I think sometimes in discourse around people who have been oppressed, there’s a need to put this halo around their heads and make them seem perfect, because then they’re more deserving of our sympathy or empathy. I think it happens a lot with black people in this country. So if a black person has experienced racism, God save that black person if that black person has also done something not-so-great in their past, because somehow it then becomes a reason why they deserve the racist act. Perfection shouldn’t be a condition for justice, or even for empathy and sympathy.

How did it feel to have your book We Should All Be Feminists given to every 16-year-old in Sweden?

I felt bad for the poor kids! No, I was pleasantly surprised. I got a report recently with feedback after the kids had read it, and I was really pleased at some of the letters — boys who said, ‘Now I know that a feminist isn’t somebody who hates men, and now I’m going to call myself a feminist and I’m going to try to change my society.’

Is it overall a good thing or a bad thing for feminism to have pop culture prominence?

I think it’s a good thing. I want a world in which we no longer need feminism, because men and women will be equal. And if we’re going to get that world, we need to have as many people as possible on board.

What turns do you think literature will take in the next four years?

What I would like to see is more politically present writing, if that makes sense. I remember thinking, for example, that the U.S. was at war in Iraq and Afghanistan for quite a while, and it just felt to me odd that a lot of the literature didn’t reflect that. There’s a sense in which literature in the U.S. has always sort of prided itself on being quite apart form political realities.

You famously grew up in a house where Chinua Achebe once lived. What are the odds that some future great novelist is growing up there now?

Who knows? I know there’s a family there, although I was heartbroken that they cut down the beautiful frangipani trees. Chinua Achebe’s spirit is, I’m sure, still hovering around.

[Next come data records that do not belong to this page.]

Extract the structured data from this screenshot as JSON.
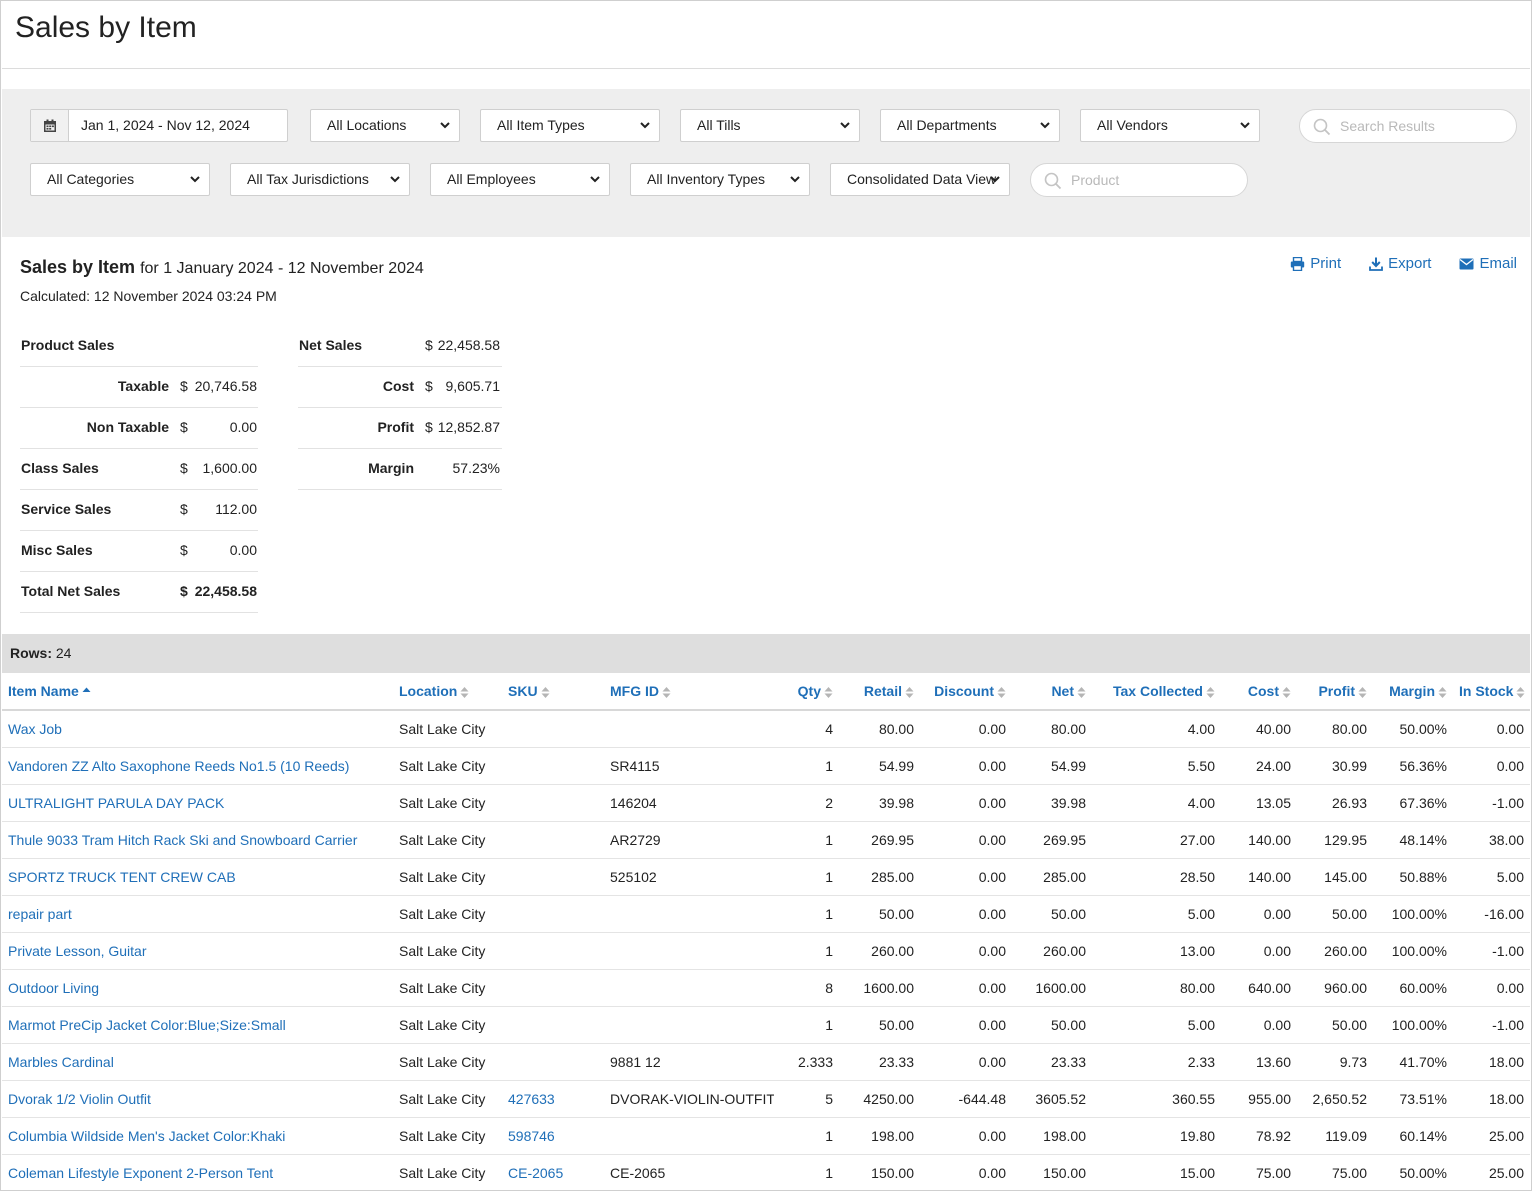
{
  "page": {
    "title": "Sales by Item"
  },
  "filters": {
    "date_range": "Jan 1, 2024 - Nov 12, 2024",
    "row1": [
      "All Locations",
      "All Item Types",
      "All Tills",
      "All Departments",
      "All Vendors"
    ],
    "search_placeholder": "Search Results",
    "row2": [
      "All Categories",
      "All Tax Jurisdictions",
      "All Employees",
      "All Inventory Types",
      "Consolidated Data View"
    ],
    "product_placeholder": "Product"
  },
  "report": {
    "title": "Sales by Item",
    "period": "for 1 January 2024 - 12 November 2024",
    "calculated": "Calculated: 12 November 2024 03:24 PM",
    "actions": {
      "print": "Print",
      "export": "Export",
      "email": "Email"
    }
  },
  "summary_left": [
    {
      "label": "Product Sales",
      "currency": "",
      "value": "",
      "indent": false,
      "bold_value": false
    },
    {
      "label": "Taxable",
      "currency": "$",
      "value": "20,746.58",
      "indent": true,
      "bold_value": false
    },
    {
      "label": "Non Taxable",
      "currency": "$",
      "value": "0.00",
      "indent": true,
      "bold_value": false
    },
    {
      "label": "Class Sales",
      "currency": "$",
      "value": "1,600.00",
      "indent": false,
      "bold_value": false
    },
    {
      "label": "Service Sales",
      "currency": "$",
      "value": "112.00",
      "indent": false,
      "bold_value": false
    },
    {
      "label": "Misc Sales",
      "currency": "$",
      "value": "0.00",
      "indent": false,
      "bold_value": false
    },
    {
      "label": "Total Net Sales",
      "currency": "$",
      "value": "22,458.58",
      "indent": false,
      "bold_value": true
    }
  ],
  "summary_right": [
    {
      "label": "Net Sales",
      "currency": "$",
      "value": "22,458.58",
      "indent": false
    },
    {
      "label": "Cost",
      "currency": "$",
      "value": "9,605.71",
      "indent": true
    },
    {
      "label": "Profit",
      "currency": "$",
      "value": "12,852.87",
      "indent": true
    },
    {
      "label": "Margin",
      "currency": "",
      "value": "57.23%",
      "indent": true
    }
  ],
  "rows_label": "Rows:",
  "rows_count": "24",
  "table": {
    "columns": [
      "Item Name",
      "Location",
      "SKU",
      "MFG ID",
      "Qty",
      "Retail",
      "Discount",
      "Net",
      "Tax Collected",
      "Cost",
      "Profit",
      "Margin",
      "In Stock"
    ],
    "rows": [
      [
        "Wax Job",
        "Salt Lake City",
        "",
        "",
        "4",
        "80.00",
        "0.00",
        "80.00",
        "4.00",
        "40.00",
        "80.00",
        "50.00%",
        "0.00"
      ],
      [
        "Vandoren ZZ Alto Saxophone Reeds No1.5 (10 Reeds)",
        "Salt Lake City",
        "",
        "SR4115",
        "1",
        "54.99",
        "0.00",
        "54.99",
        "5.50",
        "24.00",
        "30.99",
        "56.36%",
        "0.00"
      ],
      [
        "ULTRALIGHT PARULA DAY PACK",
        "Salt Lake City",
        "",
        "146204",
        "2",
        "39.98",
        "0.00",
        "39.98",
        "4.00",
        "13.05",
        "26.93",
        "67.36%",
        "-1.00"
      ],
      [
        "Thule 9033 Tram Hitch Rack Ski and Snowboard Carrier",
        "Salt Lake City",
        "",
        "AR2729",
        "1",
        "269.95",
        "0.00",
        "269.95",
        "27.00",
        "140.00",
        "129.95",
        "48.14%",
        "38.00"
      ],
      [
        "SPORTZ TRUCK TENT CREW CAB",
        "Salt Lake City",
        "",
        "525102",
        "1",
        "285.00",
        "0.00",
        "285.00",
        "28.50",
        "140.00",
        "145.00",
        "50.88%",
        "5.00"
      ],
      [
        "repair part",
        "Salt Lake City",
        "",
        "",
        "1",
        "50.00",
        "0.00",
        "50.00",
        "5.00",
        "0.00",
        "50.00",
        "100.00%",
        "-16.00"
      ],
      [
        "Private Lesson, Guitar",
        "Salt Lake City",
        "",
        "",
        "1",
        "260.00",
        "0.00",
        "260.00",
        "13.00",
        "0.00",
        "260.00",
        "100.00%",
        "-1.00"
      ],
      [
        "Outdoor Living",
        "Salt Lake City",
        "",
        "",
        "8",
        "1600.00",
        "0.00",
        "1600.00",
        "80.00",
        "640.00",
        "960.00",
        "60.00%",
        "0.00"
      ],
      [
        "Marmot PreCip Jacket Color:Blue;Size:Small",
        "Salt Lake City",
        "",
        "",
        "1",
        "50.00",
        "0.00",
        "50.00",
        "5.00",
        "0.00",
        "50.00",
        "100.00%",
        "-1.00"
      ],
      [
        "Marbles Cardinal",
        "Salt Lake City",
        "",
        "9881 12",
        "2.333",
        "23.33",
        "0.00",
        "23.33",
        "2.33",
        "13.60",
        "9.73",
        "41.70%",
        "18.00"
      ],
      [
        "Dvorak 1/2 Violin Outfit",
        "Salt Lake City",
        "427633",
        "DVORAK-VIOLIN-OUTFIT",
        "5",
        "4250.00",
        "-644.48",
        "3605.52",
        "360.55",
        "955.00",
        "2,650.52",
        "73.51%",
        "18.00"
      ],
      [
        "Columbia Wildside Men's Jacket Color:Khaki",
        "Salt Lake City",
        "598746",
        "",
        "1",
        "198.00",
        "0.00",
        "198.00",
        "19.80",
        "78.92",
        "119.09",
        "60.14%",
        "25.00"
      ],
      [
        "Coleman Lifestyle Exponent 2-Person Tent",
        "Salt Lake City",
        "CE-2065",
        "CE-2065",
        "1",
        "150.00",
        "0.00",
        "150.00",
        "15.00",
        "75.00",
        "75.00",
        "50.00%",
        "25.00"
      ]
    ]
  },
  "colors": {
    "link": "#1f6fb8",
    "filter_bg": "#eeeeee",
    "rows_bar_bg": "#dedede"
  }
}
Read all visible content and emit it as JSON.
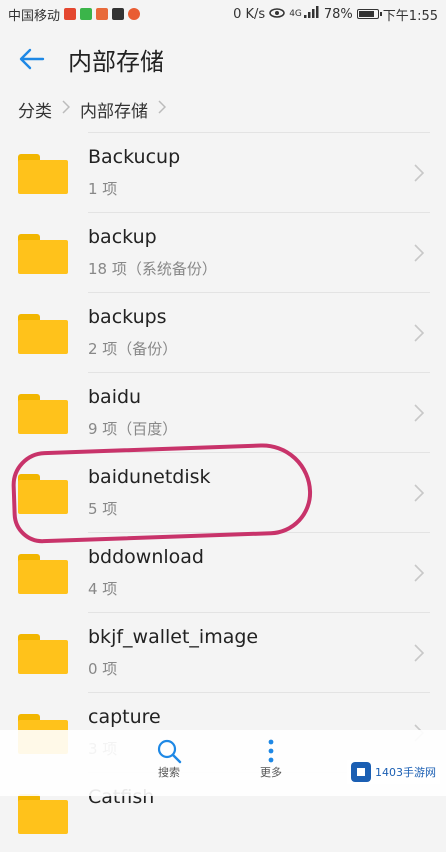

A version of this article appeared in the Mar. 13, 2017 issue of TIME Magazine.